The Tories have sought to burnish their credentials as the party of business by criticising the proposed rise in capital gains tax. On Northern Rock, however, they are playing a more populist game.
Here the priorities are depositors and taxpayers, according to David Cameron, the party leader. The shareholders are – to paraphrase – almost an irrevelance. With stormy scenes expected at today’s extrardinary meeting of the stricken bank’s shareholders, the issue is highly political. Few observers want these investors to seize total control of Northern Rock’s future.
But only the Liberal Democrats have come out with explicit plans for how the company’s investors would be dealt with in the event of a possible nationalisation (which is not yet a given). The third party has an obvious distaste for the hedge funds who bought into Northern Rock after it was already deeply in trouble. On the other hand, it sympathises with the thousands of small shareholders who have held stock since the demutualisation of the group. Its proposition is that shareholders should be given some form of “option or warrant” to benefit in any upside when – after a temporary period of public ownership – the bank is returned to the private sector.
Shareholders should be grateful for getting anything out of the wreckage given that the shares would be “worthless” without government support, said Vince Cable, Treasury spokesman for the Lib Dems, at a press conference yesterday. But he added: There is a feeling that shareholders should get something.”
Contrast that with an appearance by Mr Cameron in which he appeared to have given the matter of shareholders almost no thought. He admitted that because he was not involved in the negotiations he did not know how the situation would play out. “I hope the private deal goes ahead and can be done in a way that protects the taxpayer,” he said at yesterday’s press conference. The first priority were the depositors and the taxpayers.
Asked whether he thought shareholders should be compensated in some way, he replied: “I don’t think it is possible to answer that question at the moment,” he said.

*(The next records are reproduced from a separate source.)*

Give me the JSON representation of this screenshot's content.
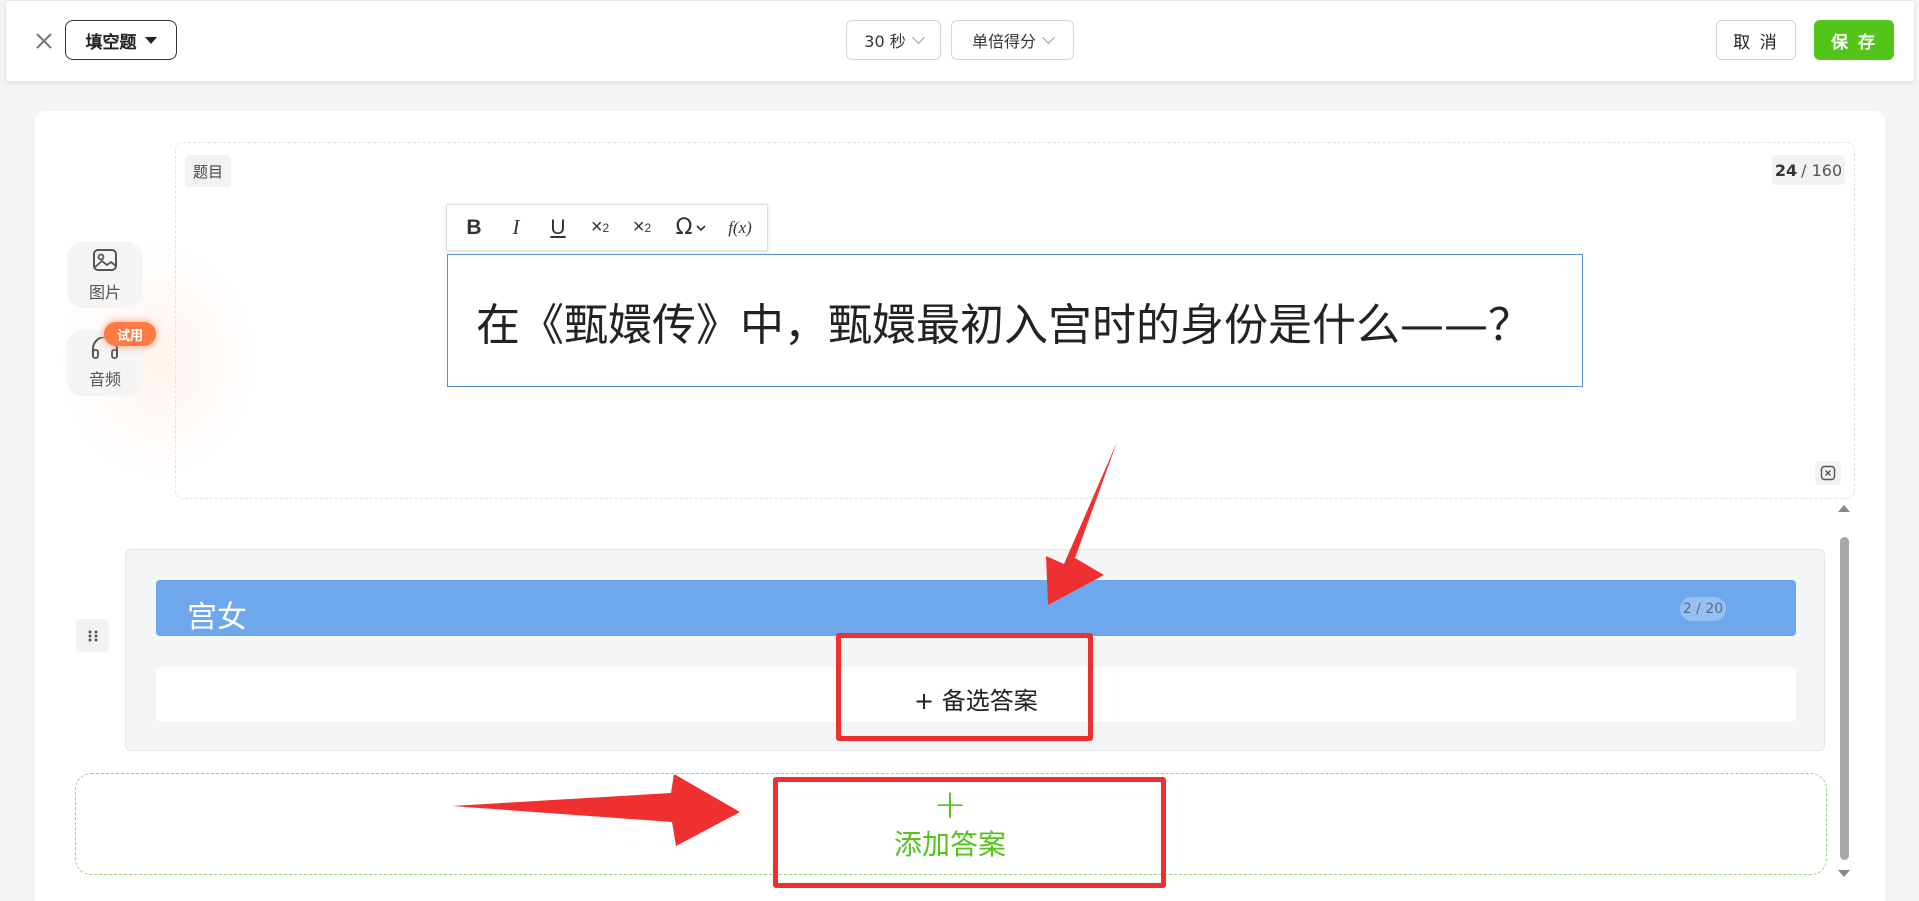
{
  "header": {
    "question_type": "填空题",
    "time_limit": "30 秒",
    "scoring": "单倍得分",
    "cancel_label": "取 消",
    "save_label": "保 存"
  },
  "side_tools": {
    "image_label": "图片",
    "audio_label": "音频",
    "trial_badge": "试用"
  },
  "question": {
    "tag": "题目",
    "char_count": "24",
    "char_limit": "/ 160",
    "text": "在《甄嬛传》中，甄嬛最初入宫时的身份是什么——？"
  },
  "toolbar": {
    "bold": "B",
    "italic": "I",
    "underline": "U",
    "superscript_base": "×",
    "superscript_exp": "2",
    "subscript_base": "×",
    "subscript_exp": "2",
    "special_char": "Ω",
    "formula": "f(x)"
  },
  "answers": [
    {
      "text": "宫女",
      "count": "2 / 20"
    }
  ],
  "alt_answer_label": "+ 备选答案",
  "add_answer": {
    "plus": "+",
    "label": "添加答案"
  },
  "colors": {
    "accent_green": "#52c41a",
    "answer_blue": "#6fa7ec",
    "editor_border": "#5b8fd6",
    "annotation_red": "#f03030",
    "trial_orange": "#ff7a45"
  }
}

It was the Conservative party which laid the foundations for widespread share ownership among the public through a string of over-subscribed privatisations in the 80s. Has this been forgotten?